A new digital art experience will open to viewers on Wednesday, in Temple Bar, allowing visitors to upload images of themselves on to a 4m-tall head for selfies.
Visitors are scanned in Ireland’s only volumetric scanning theatre, with their moving image displayed on a four metre tall LED giant head.
The Giant Experience, headed by entrepreneur Paddy Dunning, “presents visitors with a new genre of spectacular immersive digital art”, according to organisers.
A holographic full body avatar is also instantly generated of each visitor who uses the scanner, transporting them “into the multiverse where the subject can inhabit and move within a diversity of virtual worlds”.
The Giant Company promise that the project will provide the building of the biggest moving statue in the world, “that can talk, sing, recite poetry and through new technology … can allow the giant to transform into anybody at any time,” Mr Dunning told The Irish Times.
The company have created a prototype but are still raising funds and are looking for more sponsors to come on-board. Current sponsors include Enterprise Ireland, Thorntons Recycling, and Liffey Crane Hire, among others.

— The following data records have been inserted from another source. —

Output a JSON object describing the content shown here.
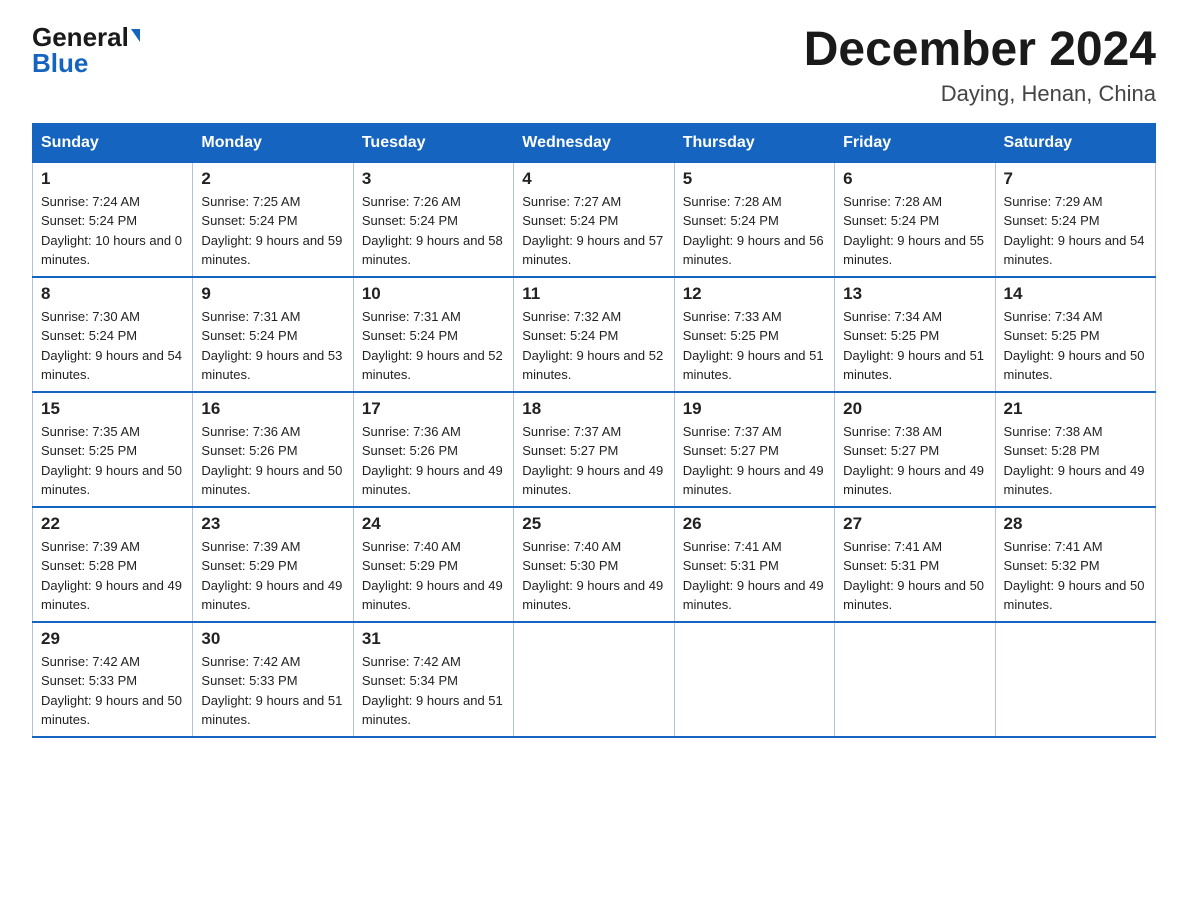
{
  "logo": {
    "general": "General",
    "blue": "Blue",
    "triangle": "▲"
  },
  "header": {
    "month": "December 2024",
    "location": "Daying, Henan, China"
  },
  "days_of_week": [
    "Sunday",
    "Monday",
    "Tuesday",
    "Wednesday",
    "Thursday",
    "Friday",
    "Saturday"
  ],
  "weeks": [
    [
      {
        "day": "1",
        "sunrise": "7:24 AM",
        "sunset": "5:24 PM",
        "daylight": "10 hours and 0 minutes."
      },
      {
        "day": "2",
        "sunrise": "7:25 AM",
        "sunset": "5:24 PM",
        "daylight": "9 hours and 59 minutes."
      },
      {
        "day": "3",
        "sunrise": "7:26 AM",
        "sunset": "5:24 PM",
        "daylight": "9 hours and 58 minutes."
      },
      {
        "day": "4",
        "sunrise": "7:27 AM",
        "sunset": "5:24 PM",
        "daylight": "9 hours and 57 minutes."
      },
      {
        "day": "5",
        "sunrise": "7:28 AM",
        "sunset": "5:24 PM",
        "daylight": "9 hours and 56 minutes."
      },
      {
        "day": "6",
        "sunrise": "7:28 AM",
        "sunset": "5:24 PM",
        "daylight": "9 hours and 55 minutes."
      },
      {
        "day": "7",
        "sunrise": "7:29 AM",
        "sunset": "5:24 PM",
        "daylight": "9 hours and 54 minutes."
      }
    ],
    [
      {
        "day": "8",
        "sunrise": "7:30 AM",
        "sunset": "5:24 PM",
        "daylight": "9 hours and 54 minutes."
      },
      {
        "day": "9",
        "sunrise": "7:31 AM",
        "sunset": "5:24 PM",
        "daylight": "9 hours and 53 minutes."
      },
      {
        "day": "10",
        "sunrise": "7:31 AM",
        "sunset": "5:24 PM",
        "daylight": "9 hours and 52 minutes."
      },
      {
        "day": "11",
        "sunrise": "7:32 AM",
        "sunset": "5:24 PM",
        "daylight": "9 hours and 52 minutes."
      },
      {
        "day": "12",
        "sunrise": "7:33 AM",
        "sunset": "5:25 PM",
        "daylight": "9 hours and 51 minutes."
      },
      {
        "day": "13",
        "sunrise": "7:34 AM",
        "sunset": "5:25 PM",
        "daylight": "9 hours and 51 minutes."
      },
      {
        "day": "14",
        "sunrise": "7:34 AM",
        "sunset": "5:25 PM",
        "daylight": "9 hours and 50 minutes."
      }
    ],
    [
      {
        "day": "15",
        "sunrise": "7:35 AM",
        "sunset": "5:25 PM",
        "daylight": "9 hours and 50 minutes."
      },
      {
        "day": "16",
        "sunrise": "7:36 AM",
        "sunset": "5:26 PM",
        "daylight": "9 hours and 50 minutes."
      },
      {
        "day": "17",
        "sunrise": "7:36 AM",
        "sunset": "5:26 PM",
        "daylight": "9 hours and 49 minutes."
      },
      {
        "day": "18",
        "sunrise": "7:37 AM",
        "sunset": "5:27 PM",
        "daylight": "9 hours and 49 minutes."
      },
      {
        "day": "19",
        "sunrise": "7:37 AM",
        "sunset": "5:27 PM",
        "daylight": "9 hours and 49 minutes."
      },
      {
        "day": "20",
        "sunrise": "7:38 AM",
        "sunset": "5:27 PM",
        "daylight": "9 hours and 49 minutes."
      },
      {
        "day": "21",
        "sunrise": "7:38 AM",
        "sunset": "5:28 PM",
        "daylight": "9 hours and 49 minutes."
      }
    ],
    [
      {
        "day": "22",
        "sunrise": "7:39 AM",
        "sunset": "5:28 PM",
        "daylight": "9 hours and 49 minutes."
      },
      {
        "day": "23",
        "sunrise": "7:39 AM",
        "sunset": "5:29 PM",
        "daylight": "9 hours and 49 minutes."
      },
      {
        "day": "24",
        "sunrise": "7:40 AM",
        "sunset": "5:29 PM",
        "daylight": "9 hours and 49 minutes."
      },
      {
        "day": "25",
        "sunrise": "7:40 AM",
        "sunset": "5:30 PM",
        "daylight": "9 hours and 49 minutes."
      },
      {
        "day": "26",
        "sunrise": "7:41 AM",
        "sunset": "5:31 PM",
        "daylight": "9 hours and 49 minutes."
      },
      {
        "day": "27",
        "sunrise": "7:41 AM",
        "sunset": "5:31 PM",
        "daylight": "9 hours and 50 minutes."
      },
      {
        "day": "28",
        "sunrise": "7:41 AM",
        "sunset": "5:32 PM",
        "daylight": "9 hours and 50 minutes."
      }
    ],
    [
      {
        "day": "29",
        "sunrise": "7:42 AM",
        "sunset": "5:33 PM",
        "daylight": "9 hours and 50 minutes."
      },
      {
        "day": "30",
        "sunrise": "7:42 AM",
        "sunset": "5:33 PM",
        "daylight": "9 hours and 51 minutes."
      },
      {
        "day": "31",
        "sunrise": "7:42 AM",
        "sunset": "5:34 PM",
        "daylight": "9 hours and 51 minutes."
      },
      null,
      null,
      null,
      null
    ]
  ]
}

“The Giant will promote kindness, love, equality, along with sustainability, but I think we want the giant to be a matriarch, not a patriarch statue,” Mr Dunning said.
“Of course, you could celebrate the great men, but we really want women to lead the charge on this, and I’ve had so many people from all around the world support that idea,” he added.

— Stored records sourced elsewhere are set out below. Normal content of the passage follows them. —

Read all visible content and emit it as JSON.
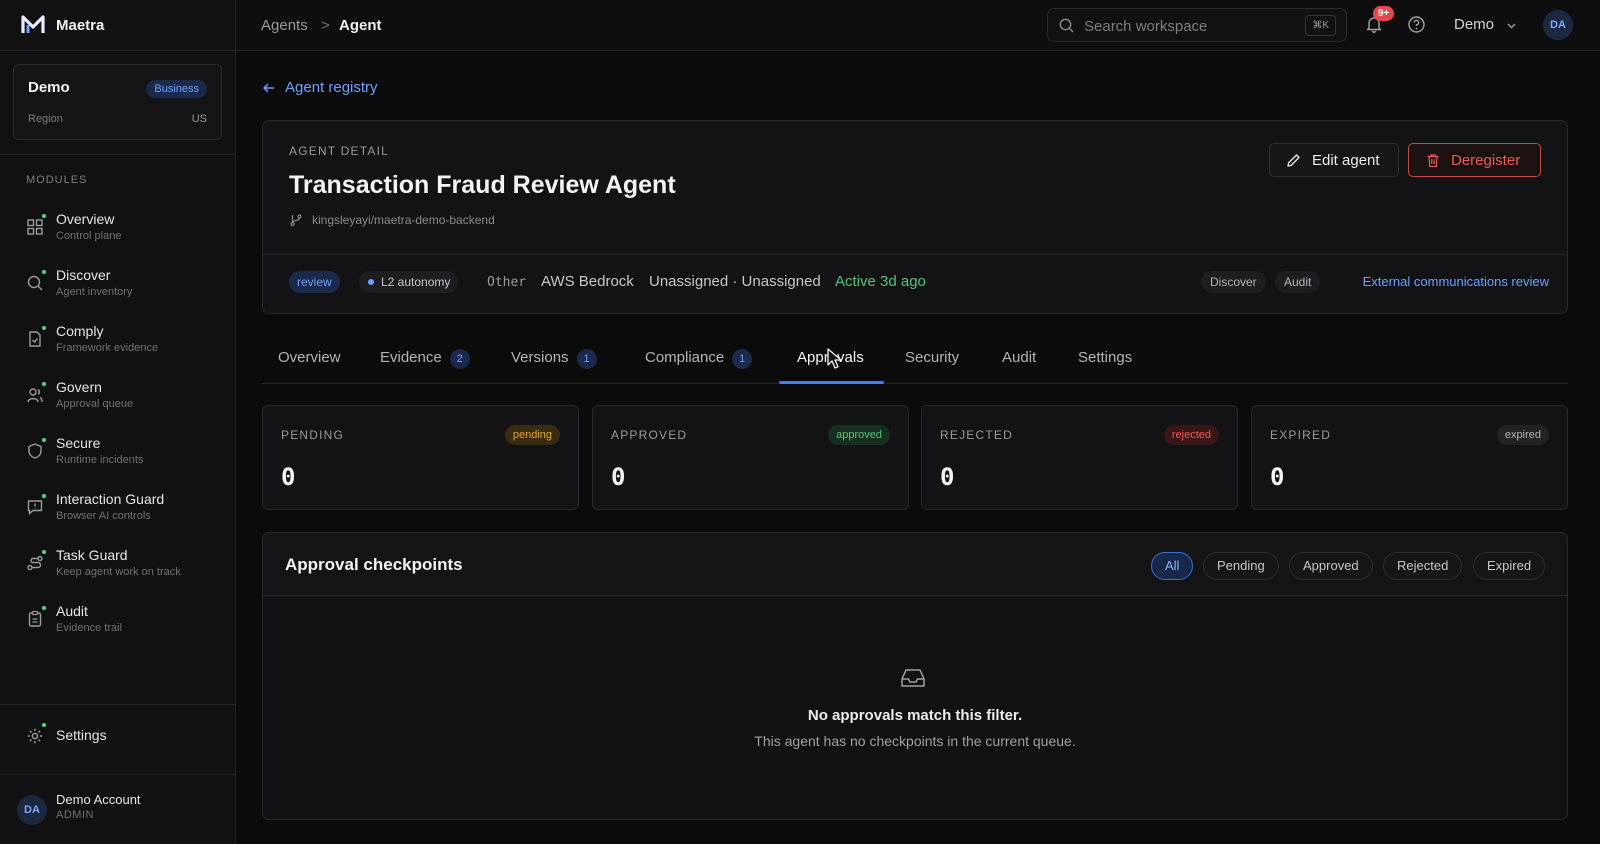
{
  "app": {
    "name": "Maetra"
  },
  "workspace": {
    "name": "Demo",
    "plan": "Business",
    "region_label": "Region",
    "region_value": "US"
  },
  "sidebar": {
    "section_label": "MODULES",
    "items": [
      {
        "title": "Overview",
        "subtitle": "Control plane",
        "icon": "grid-icon"
      },
      {
        "title": "Discover",
        "subtitle": "Agent inventory",
        "icon": "search-icon"
      },
      {
        "title": "Comply",
        "subtitle": "Framework evidence",
        "icon": "document-check-icon"
      },
      {
        "title": "Govern",
        "subtitle": "Approval queue",
        "icon": "users-icon"
      },
      {
        "title": "Secure",
        "subtitle": "Runtime incidents",
        "icon": "shield-icon"
      },
      {
        "title": "Interaction Guard",
        "subtitle": "Browser AI controls",
        "icon": "message-alert-icon"
      },
      {
        "title": "Task Guard",
        "subtitle": "Keep agent work on track",
        "icon": "route-icon"
      },
      {
        "title": "Audit",
        "subtitle": "Evidence trail",
        "icon": "clipboard-icon"
      }
    ],
    "settings_label": "Settings",
    "account": {
      "initials": "DA",
      "name": "Demo Account",
      "role": "ADMIN"
    }
  },
  "topbar": {
    "breadcrumb": [
      "Agents",
      "Agent"
    ],
    "breadcrumb_sep": ">",
    "search_placeholder": "Search workspace",
    "search_shortcut": "⌘K",
    "notifications_count": "9+",
    "user_menu_label": "Demo",
    "user_initials": "DA"
  },
  "back_link": {
    "label": "Agent registry"
  },
  "agent": {
    "eyebrow": "AGENT DETAIL",
    "title": "Transaction Fraud Review Agent",
    "repo": "kingsleyayi/maetra-demo-backend",
    "edit_label": "Edit agent",
    "deregister_label": "Deregister",
    "status_pill": "review",
    "autonomy_pill": "L2 autonomy",
    "category": "Other",
    "platform": "AWS Bedrock",
    "owners": "Unassigned · Unassigned",
    "activity": "Active 3d ago",
    "tags": [
      "Discover",
      "Audit"
    ],
    "linked_review": "External communications review"
  },
  "tabs": [
    {
      "label": "Overview",
      "count": null
    },
    {
      "label": "Evidence",
      "count": "2"
    },
    {
      "label": "Versions",
      "count": "1"
    },
    {
      "label": "Compliance",
      "count": "1"
    },
    {
      "label": "Approvals",
      "count": null,
      "active": true
    },
    {
      "label": "Security",
      "count": null
    },
    {
      "label": "Audit",
      "count": null
    },
    {
      "label": "Settings",
      "count": null
    }
  ],
  "stats": [
    {
      "label": "PENDING",
      "badge": "pending",
      "value": "0",
      "badge_color": "#e0a53a",
      "badge_bg": "#3a2c12"
    },
    {
      "label": "APPROVED",
      "badge": "approved",
      "value": "0",
      "badge_color": "#5cc27f",
      "badge_bg": "#15301f"
    },
    {
      "label": "REJECTED",
      "badge": "rejected",
      "value": "0",
      "badge_color": "#ef5b5b",
      "badge_bg": "#3a1616"
    },
    {
      "label": "EXPIRED",
      "badge": "expired",
      "value": "0",
      "badge_color": "#b4b4b9",
      "badge_bg": "#232326"
    }
  ],
  "checkpoints": {
    "title": "Approval checkpoints",
    "filters": [
      "All",
      "Pending",
      "Approved",
      "Rejected",
      "Expired"
    ],
    "active_filter": "All",
    "empty_title": "No approvals match this filter.",
    "empty_subtitle": "This agent has no checkpoints in the current queue."
  },
  "colors": {
    "accent": "#3b82f6",
    "link": "#6ea1ff",
    "danger": "#e5484d",
    "success": "#56c27a"
  }
}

“Wait till we see what a woman will say to be the first person in the world that gets her 3D volumetric scan image scanned and can be transported not just as a static image, but as a talking image on to a 3D structure.”
However, the full 50m structure is still some time away, with the group hoping to confirm a site for the first Giant in a major city on the east coast of the United States by Christmas, with the opening another 18 months away after that.
According to Florence Stanley, who has worked with The Giant Company for around four years, as a property surveyor, to develop a 40m tall giant, without the cost of a site, would cost between €25-26 million.
“The possibilities are endless” with The Giant, Ms Stanley said, adding that she would like to see The Giant in Ireland “sooner rather than later”.
She likened it to a Ferris wheel, saying that when they were first invented, people were sceptical, however now they are everywhere and in all sizes.
“The Giant could be the same, but it’s much more advanced and then it can be rolled out at all sizes, so there is the big wheel, there’s smaller wheels, there’s travelling wheels. The same could happen with The Giant,” Ms Stanley said.
The idea began over 14 years ago, according to Mr Dunning, when he thought of building giant sculptures “of various different giants of music, art and sport all around the world.
“And then we went, ‘hmm, why don’t we build a statue that could turn into all these people rather than it being one person? Why can’t we build a statue that could turn into different people?’ ” Mr Dunning said.
However, the technology for this had to be developed, and thus the group created a “matrix LED skin linked to a scanning system”, which is the basis for The Giant today.
The Giant Experience will run in Dublin for four months, for people aged seven and over, and pre-booking is advised. For more information visit thegiantcompany.ie